I awoke this morning pondering one component of the gospel: the indwelling of the Holy Spirit. In his death Christ atoned for my sin and after he rose from the dead and ascended to heaven, he sent his Spirit—the Holy Spirit—to live within me. There is a powerful, life-altering consequence: I have been freed from the power of sin. It is stunning to consider that I never need to sin. I never have an excuse to sin. Now that I have the Holy Spirit dwelling within me, there is no power in all the universe so strong that it can force me to sin. Satan may parade temptation in front of me, people around me may demand that I sin, but none of them can compel me.

If I sin today—when I sin today—it is not because I had to or because anyone forced me to, but only because I chose to. The sins I commit between the moment I pen these words and the time I fall asleep will be nothing less than acts of willful rebellion against God. They are not mistakes, they are not blunders, they are not nothing; they are acts of rebellion against my Creator and King.

It is so helpful to know that, to admit that, to own that. When I own it, I can confess it. When I confess it, I can bring to mind the gospel, which brings to my heart the gospel, which transforms my life, which brings glory to God.

I’ve often returned to Jerry Bridge’s description of how he goes about the practice of preaching the gospel to himself. It is just one way of reminding himself of truth, of reminding himself of who he is in Christ. It never loses its power, because it is the power of God. Here is how he does this:

Since the gospel is only for sinners, I begin each day with the realization that despite my being a saint, I still sin every day in thought, word, deed, and motive.

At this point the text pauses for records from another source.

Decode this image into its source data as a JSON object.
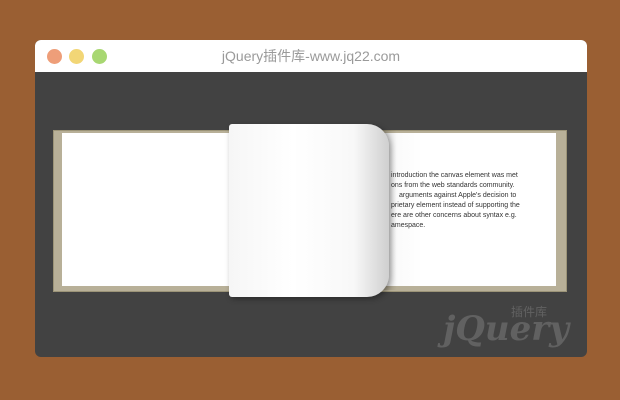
{
  "window": {
    "title": "jQuery插件库-www.jq22.com",
    "controls": {
      "close_color": "#ee9e79",
      "minimize_color": "#f2d676",
      "maximize_color": "#a8d772"
    }
  },
  "book": {
    "right_page_lines": [
      "introduction the canvas element was met",
      "ons from the web standards community.",
      "arguments against Apple's decision to",
      "prietary element instead of supporting the",
      "ere are other concerns about syntax e.g.",
      "amespace."
    ]
  },
  "watermark": {
    "brand": "jQuery",
    "subtitle": "插件库"
  }
}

If I am aware of any subtle, or not so subtle, sins in my life, I acknowledge those to God. Even if my conscience is not indicting me for conscious sins, I still acknowledge to God that I have not even come close to loving Him with all my being or loving my neighbor as myself. I repent of those sins, and then I apply specific Scriptures that assure me of God’s forgiveness to those sins I have just confessed.

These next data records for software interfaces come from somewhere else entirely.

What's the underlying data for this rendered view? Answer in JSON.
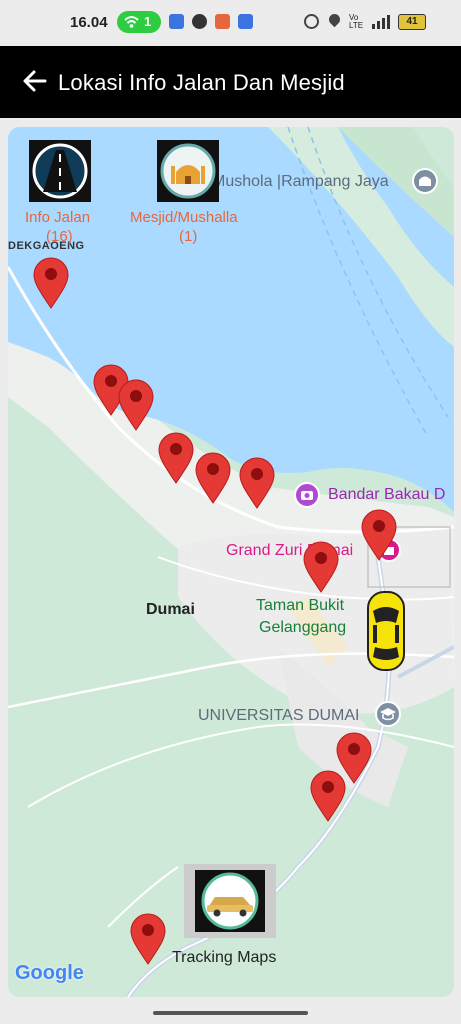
{
  "status_bar": {
    "time": "16.04",
    "wifi_count": "1",
    "battery": "41"
  },
  "app_bar": {
    "title": "Lokasi Info Jalan Dan Mesjid"
  },
  "map": {
    "place_labels": {
      "mushola": "Mushola |Rampang Jaya",
      "dekgaoeng": "DEKGAOENG",
      "bandar": "Bandar Bakau D",
      "grand": "Grand Zuri Dumai",
      "taman_line1": "Taman Bukit",
      "taman_line2": "Gelanggang",
      "dumai": "Dumai",
      "universitas": "UNIVERSITAS DUMAI"
    },
    "google_logo": "Google",
    "colors": {
      "water": "#aadaff",
      "land": "#cfe9d9",
      "urban": "#eeeeee",
      "pin": "#e53935",
      "poi_purple": "#9c27b0",
      "poi_green": "#188038",
      "label_orange": "#e8663c"
    }
  },
  "buttons": {
    "info_jalan_line1": "Info Jalan",
    "info_jalan_line2": "(16)",
    "mesjid_line1": "Mesjid/Mushalla",
    "mesjid_line2": "(1)",
    "tracking": "Tracking Maps"
  }
}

I then generalize the Scripture’s promises of God’s forgiveness to all my life and say to God words to the effect that my only hope of a right standing with Him that day is Jesus’ blood shed for my sins, and His righteous life lived on my behalf. This reliance on the twofold work of Christ for me is beautifully captured by Edward Mote in his hymn “The Solid Rock” with his words, “My hope is built on nothing less, than Jesus’ blood and righteousness.” Almost every day, I find myself going to those words in addition to reflecting on the promises of forgiveness in the Bible.

What Scriptures do I use to preach the gospel to myself? Here are just a few I choose from each day:
As far as the east is from the west, so far does he remove our transgressions from us. (Psalm 103:12)

“I, I am he who blots out your transgressions for my own sake, and I will not remember your sins.” (Isaiah 43:25)

All we like sheep have gone astray; we have turned everyone one to his own way; and the LORD has laid on him the iniquity of us all. (Isaiah 53:6)

Blessed are those whose lawless deeds are forgiven, and whose sins are covered; blessed is the man against whom the Lord will not count his sin. (Romans 4:7-8)

There is therefore now no condemnation for those who are in Christ Jesus. (Romans 8:1)

There are many others, including Psalm 130:3-4; Isaiah 1:18; Isaiah 38:17; Micah 7:19; Ephesians 1:7; Colossians 2:13-14; Hebrews 8:12; and 10:17-18.

Whatever Scriptures we use to assure us of God’s forgiveness, we must realize that whether the passage explicitly states it or not, the only basis for God’s forgiveness is the blood of Christ shed on the cross for us. As the writer of Hebrews said, “without the shedding of blood there is no forgiveness of sins (9:22), and the context makes it clear that it is Christ’s blood that provides the objective basis on which God forgives our sins.